▶ **Problem to solve**
Only the lines from the one containing "Decode this image" to the end of the records belong in the answer; repeat them exactly and drop the pictures.

▶ **Extracted information**
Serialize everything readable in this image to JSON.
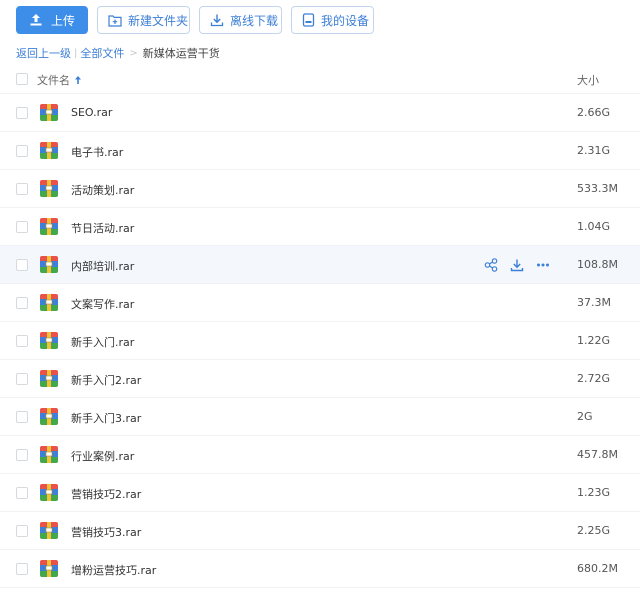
{
  "toolbar": {
    "upload_label": "上传",
    "new_folder_label": "新建文件夹",
    "offline_download_label": "离线下载",
    "my_devices_label": "我的设备"
  },
  "breadcrumb": {
    "back_label": "返回上一级",
    "all_files_label": "全部文件",
    "sep_symbol": ">",
    "current_label": "新媒体运营干货"
  },
  "list_header": {
    "name_label": "文件名",
    "size_label": "大小"
  },
  "files": [
    {
      "name": "SEO.rar",
      "size": "2.66G"
    },
    {
      "name": "电子书.rar",
      "size": "2.31G"
    },
    {
      "name": "活动策划.rar",
      "size": "533.3M"
    },
    {
      "name": "节日活动.rar",
      "size": "1.04G"
    },
    {
      "name": "内部培训.rar",
      "size": "108.8M"
    },
    {
      "name": "文案写作.rar",
      "size": "37.3M"
    },
    {
      "name": "新手入门.rar",
      "size": "1.22G"
    },
    {
      "name": "新手入门2.rar",
      "size": "2.72G"
    },
    {
      "name": "新手入门3.rar",
      "size": "2G"
    },
    {
      "name": "行业案例.rar",
      "size": "457.8M"
    },
    {
      "name": "营销技巧2.rar",
      "size": "1.23G"
    },
    {
      "name": "营销技巧3.rar",
      "size": "2.25G"
    },
    {
      "name": "增粉运营技巧.rar",
      "size": "680.2M"
    }
  ],
  "hover_row_index": 4,
  "colors": {
    "accent": "#3c8ee9",
    "link": "#3c7fd6",
    "hover_row_bg": "#f4f8fd"
  },
  "icons": {
    "upload": "upload-icon",
    "new_folder": "folder-plus-icon",
    "offline_download": "download-icon",
    "my_devices": "device-icon",
    "sort": "sort-asc-icon",
    "file": "rar-archive-icon",
    "share": "share-icon",
    "download": "download-icon",
    "more": "more-icon"
  }
}
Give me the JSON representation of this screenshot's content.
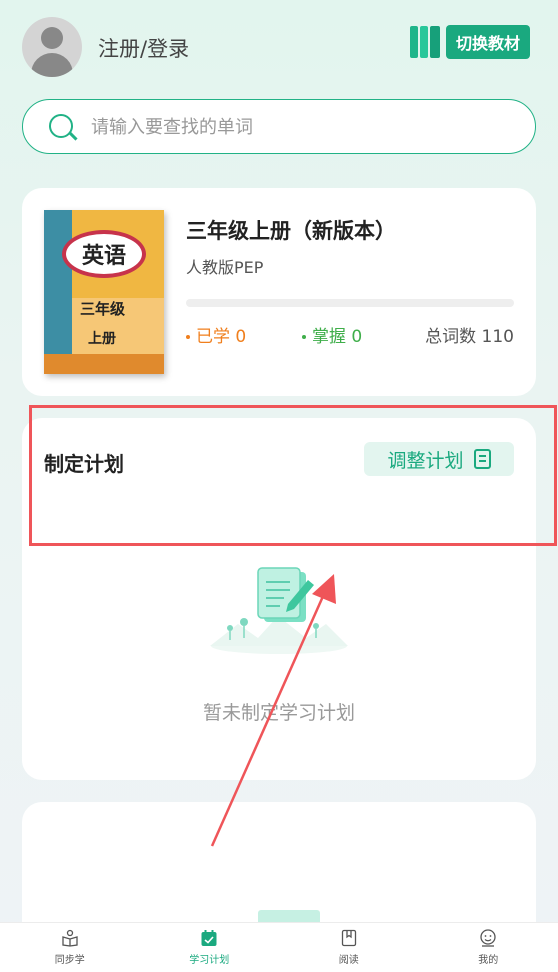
{
  "header": {
    "login_label": "注册/登录",
    "switch_textbook_label": "切换教材"
  },
  "search": {
    "placeholder": "请输入要查找的单词"
  },
  "book": {
    "cover_subject": "英语",
    "cover_grade": "三年级",
    "cover_term": "上册",
    "title": "三年级上册（新版本）",
    "edition": "人教版PEP",
    "progress_fraction": 0,
    "learned_label": "已学",
    "learned_count": "0",
    "mastered_label": "掌握",
    "mastered_count": "0",
    "total_label": "总词数",
    "total_count": "110"
  },
  "plan": {
    "title": "制定计划",
    "adjust_label": "调整计划",
    "empty_text": "暂未制定学习计划"
  },
  "tabs": [
    {
      "label": "同步学",
      "icon": "book-reader-icon",
      "active": false
    },
    {
      "label": "学习计划",
      "icon": "calendar-check-icon",
      "active": true
    },
    {
      "label": "阅读",
      "icon": "bookmark-book-icon",
      "active": false
    },
    {
      "label": "我的",
      "icon": "user-icon",
      "active": false
    }
  ],
  "colors": {
    "accent": "#1aa97f",
    "learned": "#f07f1d",
    "mastered": "#3fae4a",
    "highlight": "#ef5559"
  }
}
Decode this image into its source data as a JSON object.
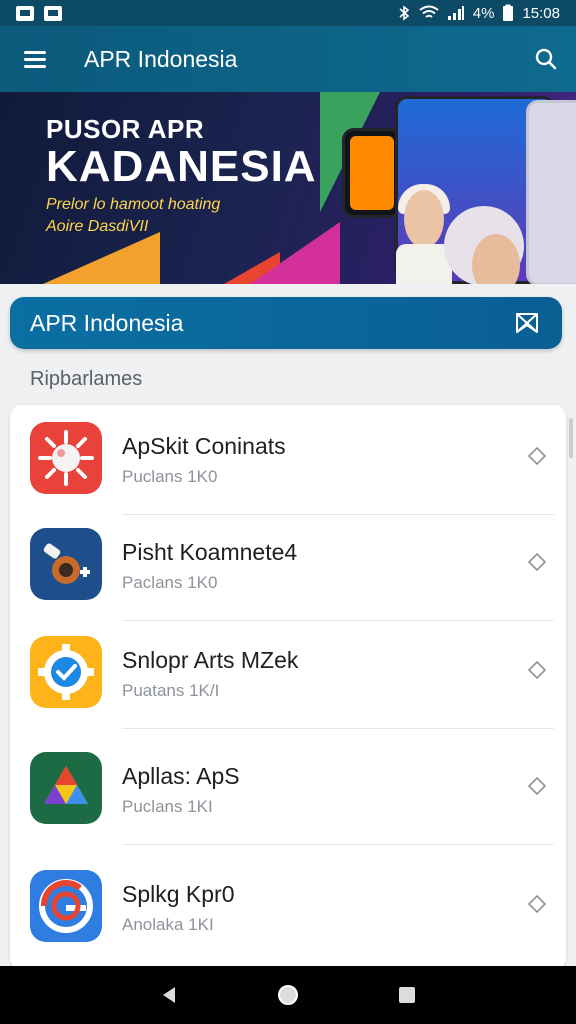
{
  "status_bar": {
    "battery": "4%",
    "time": "15:08",
    "battery_text": "4",
    "notif_icons": [
      "notification-icon",
      "message-icon"
    ]
  },
  "app_bar": {
    "title": "APR Indonesia"
  },
  "banner": {
    "line1": "PUSOR APR",
    "line2": "KADANESIA",
    "line3": "Prelor lo hamoot hoating",
    "line4": "Aoire DasdiVII"
  },
  "section_header": {
    "title": "APR Indonesia"
  },
  "sub_heading": "Ripbarlames",
  "apps": [
    {
      "name": "ApSkit Coninats",
      "meta": "Puclans   1K0",
      "icon": "sun-ball-icon"
    },
    {
      "name": "Pisht Koamnete4",
      "meta": "Paclans   1K0",
      "icon": "telescope-icon"
    },
    {
      "name": "Snlopr Arts MZek",
      "meta": "Puatans   1K/I",
      "icon": "gear-check-icon"
    },
    {
      "name": "Apllas: ApS",
      "meta": "Puclans   1KI",
      "icon": "drive-triangle-icon"
    },
    {
      "name": "Splkg Kpr0",
      "meta": "Anolaka   1KI",
      "icon": "g-swirl-icon"
    }
  ],
  "colors": {
    "app_bar": "#0c5a7c",
    "section_header": "#0b6fa3",
    "accent_yellow": "#ffd54a"
  }
}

▶ **Answer space**
Decode this image into its source data as a JSON object.
{
  "status_bar": {
    "battery": "4%",
    "time": "15:08",
    "battery_text": "4",
    "notif_icons": [
      "notification-icon",
      "message-icon"
    ]
  },
  "app_bar": {
    "title": "APR Indonesia"
  },
  "banner": {
    "line1": "PUSOR APR",
    "line2": "KADANESIA",
    "line3": "Prelor lo hamoot hoating",
    "line4": "Aoire DasdiVII"
  },
  "section_header": {
    "title": "APR Indonesia"
  },
  "sub_heading": "Ripbarlames",
  "apps": [
    {
      "name": "ApSkit Coninats",
      "meta": "Puclans   1K0",
      "icon": "sun-ball-icon"
    },
    {
      "name": "Pisht Koamnete4",
      "meta": "Paclans   1K0",
      "icon": "telescope-icon"
    },
    {
      "name": "Snlopr Arts MZek",
      "meta": "Puatans   1K/I",
      "icon": "gear-check-icon"
    },
    {
      "name": "Apllas: ApS",
      "meta": "Puclans   1KI",
      "icon": "drive-triangle-icon"
    },
    {
      "name": "Splkg Kpr0",
      "meta": "Anolaka   1KI",
      "icon": "g-swirl-icon"
    }
  ],
  "colors": {
    "app_bar": "#0c5a7c",
    "section_header": "#0b6fa3",
    "accent_yellow": "#ffd54a"
  }
}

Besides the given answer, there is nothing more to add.